12.25. Tendo calcaneus (2): Test the power of pluntarflexion by asking the patient to press the foot against your hand. Compare one side with the other, and note the shape of each contracting calf and the prominence of each tendon.
12.26. Tendo calcaneus (3): Palpate the tendon while the patient continues resisted plantarflexion. Compare the sides. Any gap in the tendon (ruptured tendo calcaneus) should be obvious. The integrity of the tendon may also be tested by inserting a needle vertically into the middle of the calf. Normally the needle should tilt when the ankle is passively dorsiflexed and plantarflexed.
12.27. Tendo calcaneus (4): Thomson test: Normally when the calf is squeezed the foot moves as the ankle plantarflexes. Loss of this movement is pathognomonic of an acute rupture of the tendo calcaneus.

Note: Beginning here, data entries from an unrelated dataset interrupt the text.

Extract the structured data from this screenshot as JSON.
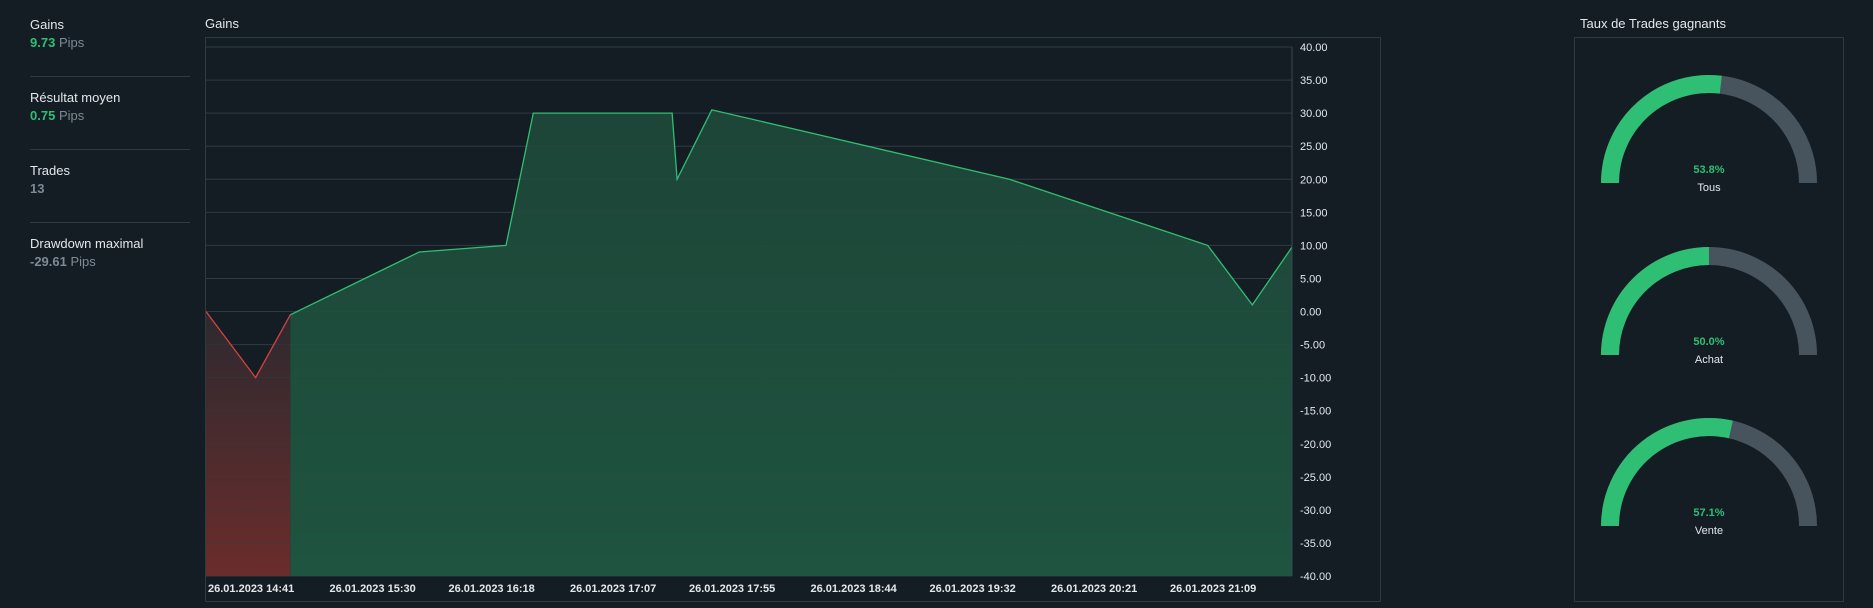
{
  "stats": [
    {
      "label": "Gains",
      "value": "9.73",
      "unit": "Pips",
      "tone": "pos"
    },
    {
      "label": "Résultat moyen",
      "value": "0.75",
      "unit": "Pips",
      "tone": "pos"
    },
    {
      "label": "Trades",
      "value": "13",
      "unit": "",
      "tone": "neutral"
    },
    {
      "label": "Drawdown maximal",
      "value": "-29.61",
      "unit": "Pips",
      "tone": "neg"
    }
  ],
  "chart_title": "Gains",
  "gauges_title": "Taux de Trades gagnants",
  "colors": {
    "positive": "#2fbf74",
    "negative": "#d64040",
    "gauge_bg": "#47545d",
    "grid": "#2a363f"
  },
  "chart_data": {
    "type": "area",
    "title": "Gains",
    "x_labels": [
      "26.01.2023 14:41",
      "26.01.2023 15:30",
      "26.01.2023 16:18",
      "26.01.2023 17:07",
      "26.01.2023 17:55",
      "26.01.2023 18:44",
      "26.01.2023 19:32",
      "26.01.2023 20:21",
      "26.01.2023 21:09"
    ],
    "x_minutes": [
      0,
      49,
      97,
      146,
      194,
      243,
      291,
      340,
      388
    ],
    "ylim": [
      -40,
      40
    ],
    "y_ticks": [
      "40.00",
      "35.00",
      "30.00",
      "25.00",
      "20.00",
      "15.00",
      "10.00",
      "5.00",
      "0.00",
      "-5.00",
      "-10.00",
      "-15.00",
      "-20.00",
      "-25.00",
      "-30.00",
      "-35.00",
      "-40.00"
    ],
    "grid": true,
    "points": [
      {
        "t": 0,
        "y": 0
      },
      {
        "t": 20,
        "y": -10
      },
      {
        "t": 34,
        "y": -0.5
      },
      {
        "t": 86,
        "y": 9
      },
      {
        "t": 121,
        "y": 10
      },
      {
        "t": 132,
        "y": 30
      },
      {
        "t": 188,
        "y": 30
      },
      {
        "t": 190,
        "y": 20
      },
      {
        "t": 204,
        "y": 30.5
      },
      {
        "t": 324,
        "y": 20
      },
      {
        "t": 404,
        "y": 10
      },
      {
        "t": 422,
        "y": 1
      },
      {
        "t": 438,
        "y": 9.73
      }
    ]
  },
  "gauges": [
    {
      "label": "Tous",
      "value": 53.8,
      "text": "53.8%"
    },
    {
      "label": "Achat",
      "value": 50.0,
      "text": "50.0%"
    },
    {
      "label": "Vente",
      "value": 57.1,
      "text": "57.1%"
    }
  ]
}
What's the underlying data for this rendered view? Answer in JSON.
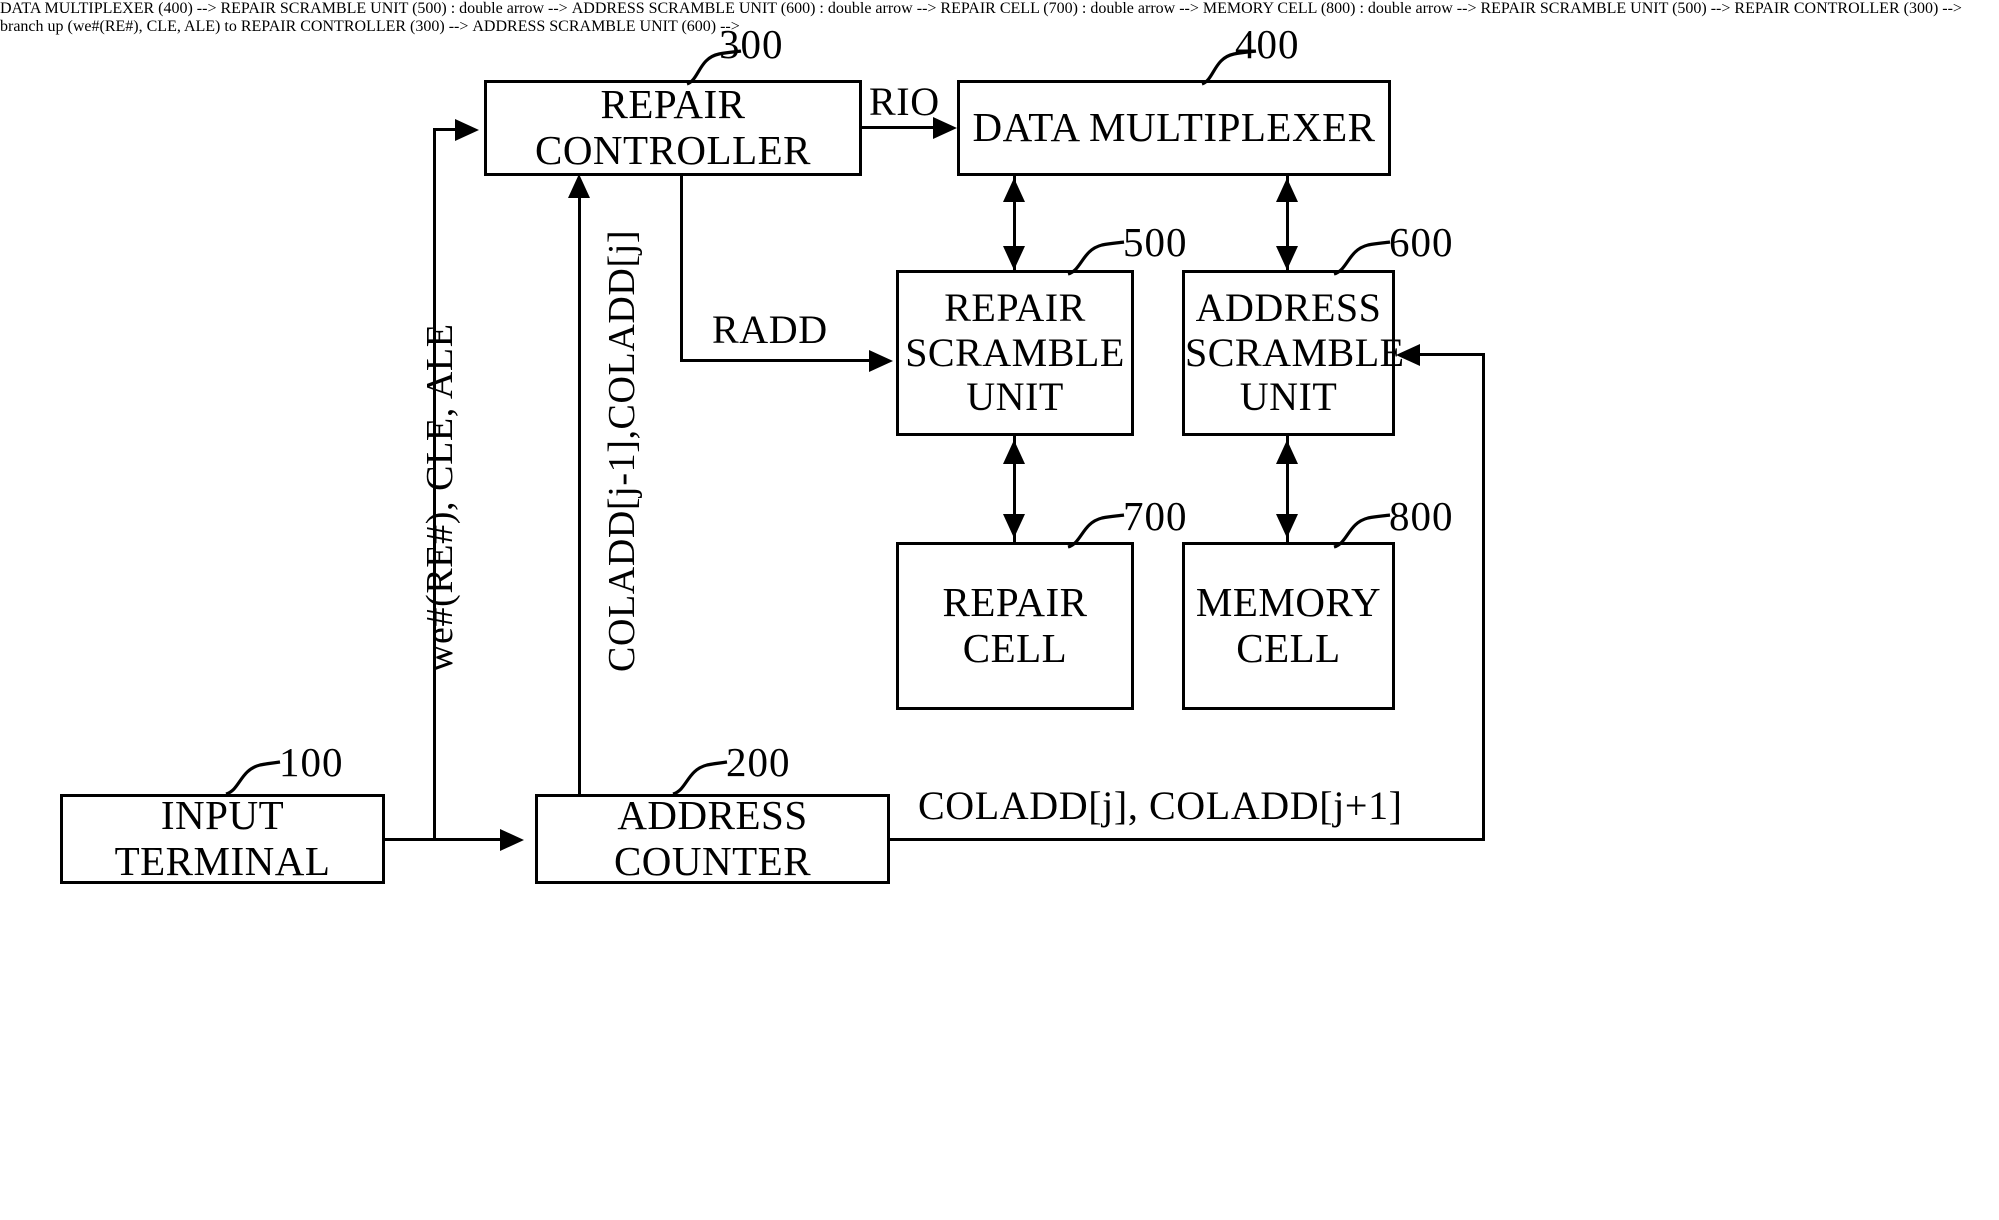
{
  "figure": {
    "type": "patent-block-diagram",
    "background_color": "#ffffff",
    "line_color": "#000000"
  },
  "blocks": {
    "input_terminal": {
      "label": "INPUT TERMINAL",
      "ref": "100"
    },
    "address_counter": {
      "label": "ADDRESS COUNTER",
      "ref": "200"
    },
    "repair_controller": {
      "label": "REPAIR CONTROLLER",
      "ref": "300"
    },
    "data_multiplexer": {
      "label": "DATA MULTIPLEXER",
      "ref": "400"
    },
    "repair_scramble_unit": {
      "label": "REPAIR\nSCRAMBLE\nUNIT",
      "ref": "500"
    },
    "address_scramble_unit": {
      "label": "ADDRESS\nSCRAMBLE\nUNIT",
      "ref": "600"
    },
    "repair_cell": {
      "label": "REPAIR\nCELL",
      "ref": "700"
    },
    "memory_cell": {
      "label": "MEMORY\nCELL",
      "ref": "800"
    }
  },
  "signals": {
    "rio": "RIO",
    "radd": "RADD",
    "control_bus": "we#(RE#), CLE, ALE",
    "coladd_pair": "COLADD[j-1],COLADD[j]",
    "coladd_out": "COLADD[j], COLADD[j+1]"
  }
}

Look for tenderness along the line of the long flexor tendons. Tenderness is usually diffuse and linear in pattern. Note the site and extent of any local thickening.
Look for synovitis in relation to the flexor tendons. There may be obvious swelling. Demonstrate the presence of any excess synovial fluid by milking the tendon sheaths in a proximal direction.
Plantaflex and evert the foot. This may produce pain where tenosynovitis involves the tendon of tibialis posterior.
Force the foot into plantarflexion and inversion. This will give rise to pain and increased tenderness along the line of the peroneal tendons if tenosynovitis of the peroneal tendons is present.
With the foot held in the plantarflexed and everted position, look for tenderness or gaps in the line of the tendon of tibialis posterior. Spontaneous rupture is seen most frequently in association with flat foot and rheumatoid arthritis.
Feel for crepitus along the line of the tendon sheaths behind both malleoli as the foot is swung backwards and forwards between inversion and eversión. Confirm by auscultation.
Examine the peroneal tendons for tenderness and the presence of excess synovial fluid in their sheaths.
the peroneal tendons with the fingers; look and feel for displacement of the tendons as the patient everts the foot against light resistance. Displacement occurs in the condition known as 'snapping peroneal tendons'.
12.36. Articular surfaces (1): Forcibly plantarflex the foot to allow palpation of the anterior part of the superior articular surface of the talus. Tenderness occurs in arthritic conditions, and in osteochondritis of the talus. A tender exostosis may be palpable in cases of footballer's ankle.
12.37. Articular surfaces (2): Place a hand across the front of the ankle and passively dorsiflex and plantarflex the foot. Crepitus, which may be confirmed by auscultation, suggests articular surface damage.
■'■: : : ;. ;" ; ■ : : ■:: ' ' ; . :
■ ■ a ' • : ■■ v'v-Î >>' ■ :: :
Was this article helpful?
This report may be oh so welcome especially if theres no doctor in the house Take Charge of Your Arthritis Now in less than 5-Minutes the time it takes to make an appointment with your healthcare provider Could you use some help understanding arthritis Maybe a little gentle, bedside manner in your battle for joint pain relief would be great Well, even if you are not sure if arthritis is the issue with you or your friend or loved one.